»»
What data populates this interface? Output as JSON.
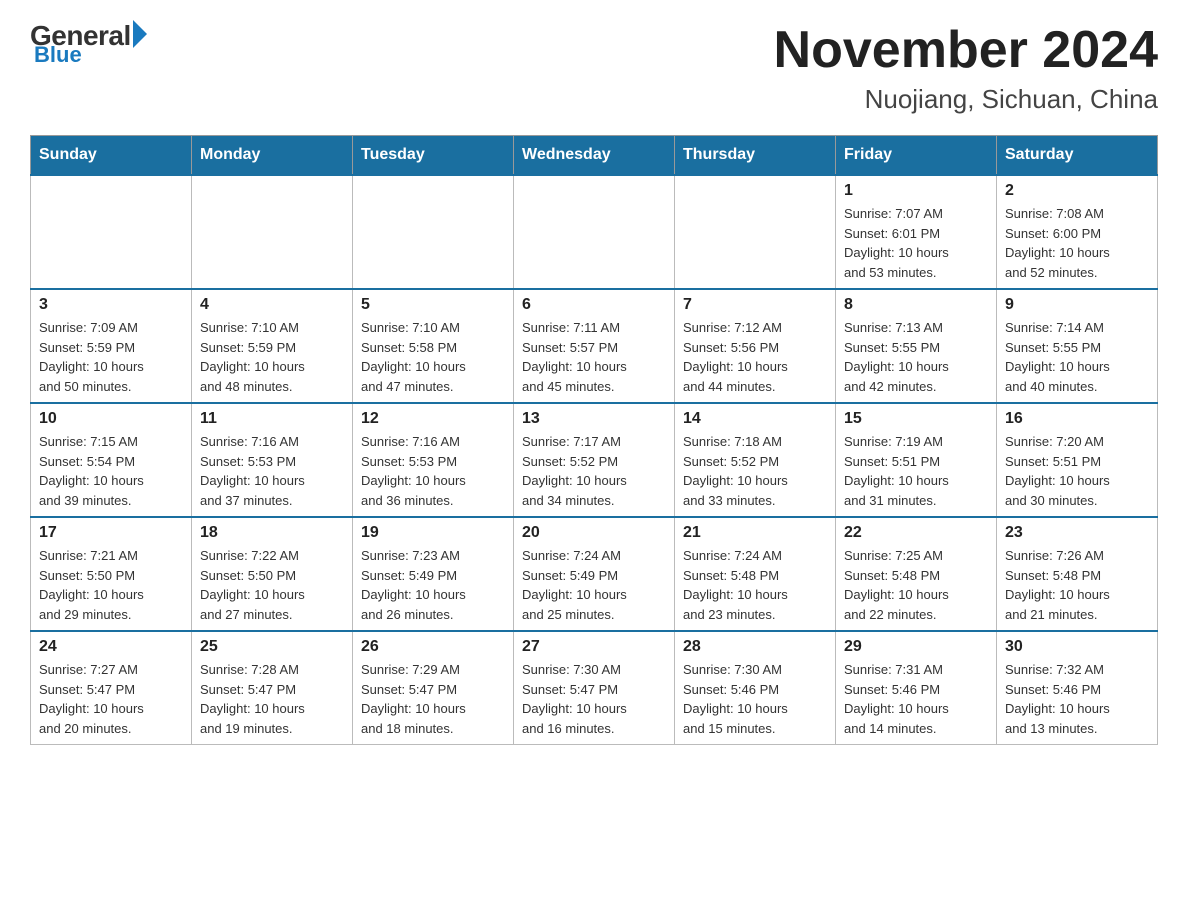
{
  "header": {
    "logo": {
      "general": "General",
      "blue": "Blue"
    },
    "title": "November 2024",
    "location": "Nuojiang, Sichuan, China"
  },
  "days_of_week": [
    "Sunday",
    "Monday",
    "Tuesday",
    "Wednesday",
    "Thursday",
    "Friday",
    "Saturday"
  ],
  "weeks": [
    [
      {
        "day": "",
        "info": ""
      },
      {
        "day": "",
        "info": ""
      },
      {
        "day": "",
        "info": ""
      },
      {
        "day": "",
        "info": ""
      },
      {
        "day": "",
        "info": ""
      },
      {
        "day": "1",
        "info": "Sunrise: 7:07 AM\nSunset: 6:01 PM\nDaylight: 10 hours\nand 53 minutes."
      },
      {
        "day": "2",
        "info": "Sunrise: 7:08 AM\nSunset: 6:00 PM\nDaylight: 10 hours\nand 52 minutes."
      }
    ],
    [
      {
        "day": "3",
        "info": "Sunrise: 7:09 AM\nSunset: 5:59 PM\nDaylight: 10 hours\nand 50 minutes."
      },
      {
        "day": "4",
        "info": "Sunrise: 7:10 AM\nSunset: 5:59 PM\nDaylight: 10 hours\nand 48 minutes."
      },
      {
        "day": "5",
        "info": "Sunrise: 7:10 AM\nSunset: 5:58 PM\nDaylight: 10 hours\nand 47 minutes."
      },
      {
        "day": "6",
        "info": "Sunrise: 7:11 AM\nSunset: 5:57 PM\nDaylight: 10 hours\nand 45 minutes."
      },
      {
        "day": "7",
        "info": "Sunrise: 7:12 AM\nSunset: 5:56 PM\nDaylight: 10 hours\nand 44 minutes."
      },
      {
        "day": "8",
        "info": "Sunrise: 7:13 AM\nSunset: 5:55 PM\nDaylight: 10 hours\nand 42 minutes."
      },
      {
        "day": "9",
        "info": "Sunrise: 7:14 AM\nSunset: 5:55 PM\nDaylight: 10 hours\nand 40 minutes."
      }
    ],
    [
      {
        "day": "10",
        "info": "Sunrise: 7:15 AM\nSunset: 5:54 PM\nDaylight: 10 hours\nand 39 minutes."
      },
      {
        "day": "11",
        "info": "Sunrise: 7:16 AM\nSunset: 5:53 PM\nDaylight: 10 hours\nand 37 minutes."
      },
      {
        "day": "12",
        "info": "Sunrise: 7:16 AM\nSunset: 5:53 PM\nDaylight: 10 hours\nand 36 minutes."
      },
      {
        "day": "13",
        "info": "Sunrise: 7:17 AM\nSunset: 5:52 PM\nDaylight: 10 hours\nand 34 minutes."
      },
      {
        "day": "14",
        "info": "Sunrise: 7:18 AM\nSunset: 5:52 PM\nDaylight: 10 hours\nand 33 minutes."
      },
      {
        "day": "15",
        "info": "Sunrise: 7:19 AM\nSunset: 5:51 PM\nDaylight: 10 hours\nand 31 minutes."
      },
      {
        "day": "16",
        "info": "Sunrise: 7:20 AM\nSunset: 5:51 PM\nDaylight: 10 hours\nand 30 minutes."
      }
    ],
    [
      {
        "day": "17",
        "info": "Sunrise: 7:21 AM\nSunset: 5:50 PM\nDaylight: 10 hours\nand 29 minutes."
      },
      {
        "day": "18",
        "info": "Sunrise: 7:22 AM\nSunset: 5:50 PM\nDaylight: 10 hours\nand 27 minutes."
      },
      {
        "day": "19",
        "info": "Sunrise: 7:23 AM\nSunset: 5:49 PM\nDaylight: 10 hours\nand 26 minutes."
      },
      {
        "day": "20",
        "info": "Sunrise: 7:24 AM\nSunset: 5:49 PM\nDaylight: 10 hours\nand 25 minutes."
      },
      {
        "day": "21",
        "info": "Sunrise: 7:24 AM\nSunset: 5:48 PM\nDaylight: 10 hours\nand 23 minutes."
      },
      {
        "day": "22",
        "info": "Sunrise: 7:25 AM\nSunset: 5:48 PM\nDaylight: 10 hours\nand 22 minutes."
      },
      {
        "day": "23",
        "info": "Sunrise: 7:26 AM\nSunset: 5:48 PM\nDaylight: 10 hours\nand 21 minutes."
      }
    ],
    [
      {
        "day": "24",
        "info": "Sunrise: 7:27 AM\nSunset: 5:47 PM\nDaylight: 10 hours\nand 20 minutes."
      },
      {
        "day": "25",
        "info": "Sunrise: 7:28 AM\nSunset: 5:47 PM\nDaylight: 10 hours\nand 19 minutes."
      },
      {
        "day": "26",
        "info": "Sunrise: 7:29 AM\nSunset: 5:47 PM\nDaylight: 10 hours\nand 18 minutes."
      },
      {
        "day": "27",
        "info": "Sunrise: 7:30 AM\nSunset: 5:47 PM\nDaylight: 10 hours\nand 16 minutes."
      },
      {
        "day": "28",
        "info": "Sunrise: 7:30 AM\nSunset: 5:46 PM\nDaylight: 10 hours\nand 15 minutes."
      },
      {
        "day": "29",
        "info": "Sunrise: 7:31 AM\nSunset: 5:46 PM\nDaylight: 10 hours\nand 14 minutes."
      },
      {
        "day": "30",
        "info": "Sunrise: 7:32 AM\nSunset: 5:46 PM\nDaylight: 10 hours\nand 13 minutes."
      }
    ]
  ]
}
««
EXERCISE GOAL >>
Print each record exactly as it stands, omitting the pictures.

SOLUTION FOR THIS EXERCISE >>
What data populates this interface? Output as JSON.
{
  "header": {
    "logo": {
      "general": "General",
      "blue": "Blue"
    },
    "title": "November 2024",
    "location": "Nuojiang, Sichuan, China"
  },
  "days_of_week": [
    "Sunday",
    "Monday",
    "Tuesday",
    "Wednesday",
    "Thursday",
    "Friday",
    "Saturday"
  ],
  "weeks": [
    [
      {
        "day": "",
        "info": ""
      },
      {
        "day": "",
        "info": ""
      },
      {
        "day": "",
        "info": ""
      },
      {
        "day": "",
        "info": ""
      },
      {
        "day": "",
        "info": ""
      },
      {
        "day": "1",
        "info": "Sunrise: 7:07 AM\nSunset: 6:01 PM\nDaylight: 10 hours\nand 53 minutes."
      },
      {
        "day": "2",
        "info": "Sunrise: 7:08 AM\nSunset: 6:00 PM\nDaylight: 10 hours\nand 52 minutes."
      }
    ],
    [
      {
        "day": "3",
        "info": "Sunrise: 7:09 AM\nSunset: 5:59 PM\nDaylight: 10 hours\nand 50 minutes."
      },
      {
        "day": "4",
        "info": "Sunrise: 7:10 AM\nSunset: 5:59 PM\nDaylight: 10 hours\nand 48 minutes."
      },
      {
        "day": "5",
        "info": "Sunrise: 7:10 AM\nSunset: 5:58 PM\nDaylight: 10 hours\nand 47 minutes."
      },
      {
        "day": "6",
        "info": "Sunrise: 7:11 AM\nSunset: 5:57 PM\nDaylight: 10 hours\nand 45 minutes."
      },
      {
        "day": "7",
        "info": "Sunrise: 7:12 AM\nSunset: 5:56 PM\nDaylight: 10 hours\nand 44 minutes."
      },
      {
        "day": "8",
        "info": "Sunrise: 7:13 AM\nSunset: 5:55 PM\nDaylight: 10 hours\nand 42 minutes."
      },
      {
        "day": "9",
        "info": "Sunrise: 7:14 AM\nSunset: 5:55 PM\nDaylight: 10 hours\nand 40 minutes."
      }
    ],
    [
      {
        "day": "10",
        "info": "Sunrise: 7:15 AM\nSunset: 5:54 PM\nDaylight: 10 hours\nand 39 minutes."
      },
      {
        "day": "11",
        "info": "Sunrise: 7:16 AM\nSunset: 5:53 PM\nDaylight: 10 hours\nand 37 minutes."
      },
      {
        "day": "12",
        "info": "Sunrise: 7:16 AM\nSunset: 5:53 PM\nDaylight: 10 hours\nand 36 minutes."
      },
      {
        "day": "13",
        "info": "Sunrise: 7:17 AM\nSunset: 5:52 PM\nDaylight: 10 hours\nand 34 minutes."
      },
      {
        "day": "14",
        "info": "Sunrise: 7:18 AM\nSunset: 5:52 PM\nDaylight: 10 hours\nand 33 minutes."
      },
      {
        "day": "15",
        "info": "Sunrise: 7:19 AM\nSunset: 5:51 PM\nDaylight: 10 hours\nand 31 minutes."
      },
      {
        "day": "16",
        "info": "Sunrise: 7:20 AM\nSunset: 5:51 PM\nDaylight: 10 hours\nand 30 minutes."
      }
    ],
    [
      {
        "day": "17",
        "info": "Sunrise: 7:21 AM\nSunset: 5:50 PM\nDaylight: 10 hours\nand 29 minutes."
      },
      {
        "day": "18",
        "info": "Sunrise: 7:22 AM\nSunset: 5:50 PM\nDaylight: 10 hours\nand 27 minutes."
      },
      {
        "day": "19",
        "info": "Sunrise: 7:23 AM\nSunset: 5:49 PM\nDaylight: 10 hours\nand 26 minutes."
      },
      {
        "day": "20",
        "info": "Sunrise: 7:24 AM\nSunset: 5:49 PM\nDaylight: 10 hours\nand 25 minutes."
      },
      {
        "day": "21",
        "info": "Sunrise: 7:24 AM\nSunset: 5:48 PM\nDaylight: 10 hours\nand 23 minutes."
      },
      {
        "day": "22",
        "info": "Sunrise: 7:25 AM\nSunset: 5:48 PM\nDaylight: 10 hours\nand 22 minutes."
      },
      {
        "day": "23",
        "info": "Sunrise: 7:26 AM\nSunset: 5:48 PM\nDaylight: 10 hours\nand 21 minutes."
      }
    ],
    [
      {
        "day": "24",
        "info": "Sunrise: 7:27 AM\nSunset: 5:47 PM\nDaylight: 10 hours\nand 20 minutes."
      },
      {
        "day": "25",
        "info": "Sunrise: 7:28 AM\nSunset: 5:47 PM\nDaylight: 10 hours\nand 19 minutes."
      },
      {
        "day": "26",
        "info": "Sunrise: 7:29 AM\nSunset: 5:47 PM\nDaylight: 10 hours\nand 18 minutes."
      },
      {
        "day": "27",
        "info": "Sunrise: 7:30 AM\nSunset: 5:47 PM\nDaylight: 10 hours\nand 16 minutes."
      },
      {
        "day": "28",
        "info": "Sunrise: 7:30 AM\nSunset: 5:46 PM\nDaylight: 10 hours\nand 15 minutes."
      },
      {
        "day": "29",
        "info": "Sunrise: 7:31 AM\nSunset: 5:46 PM\nDaylight: 10 hours\nand 14 minutes."
      },
      {
        "day": "30",
        "info": "Sunrise: 7:32 AM\nSunset: 5:46 PM\nDaylight: 10 hours\nand 13 minutes."
      }
    ]
  ]
}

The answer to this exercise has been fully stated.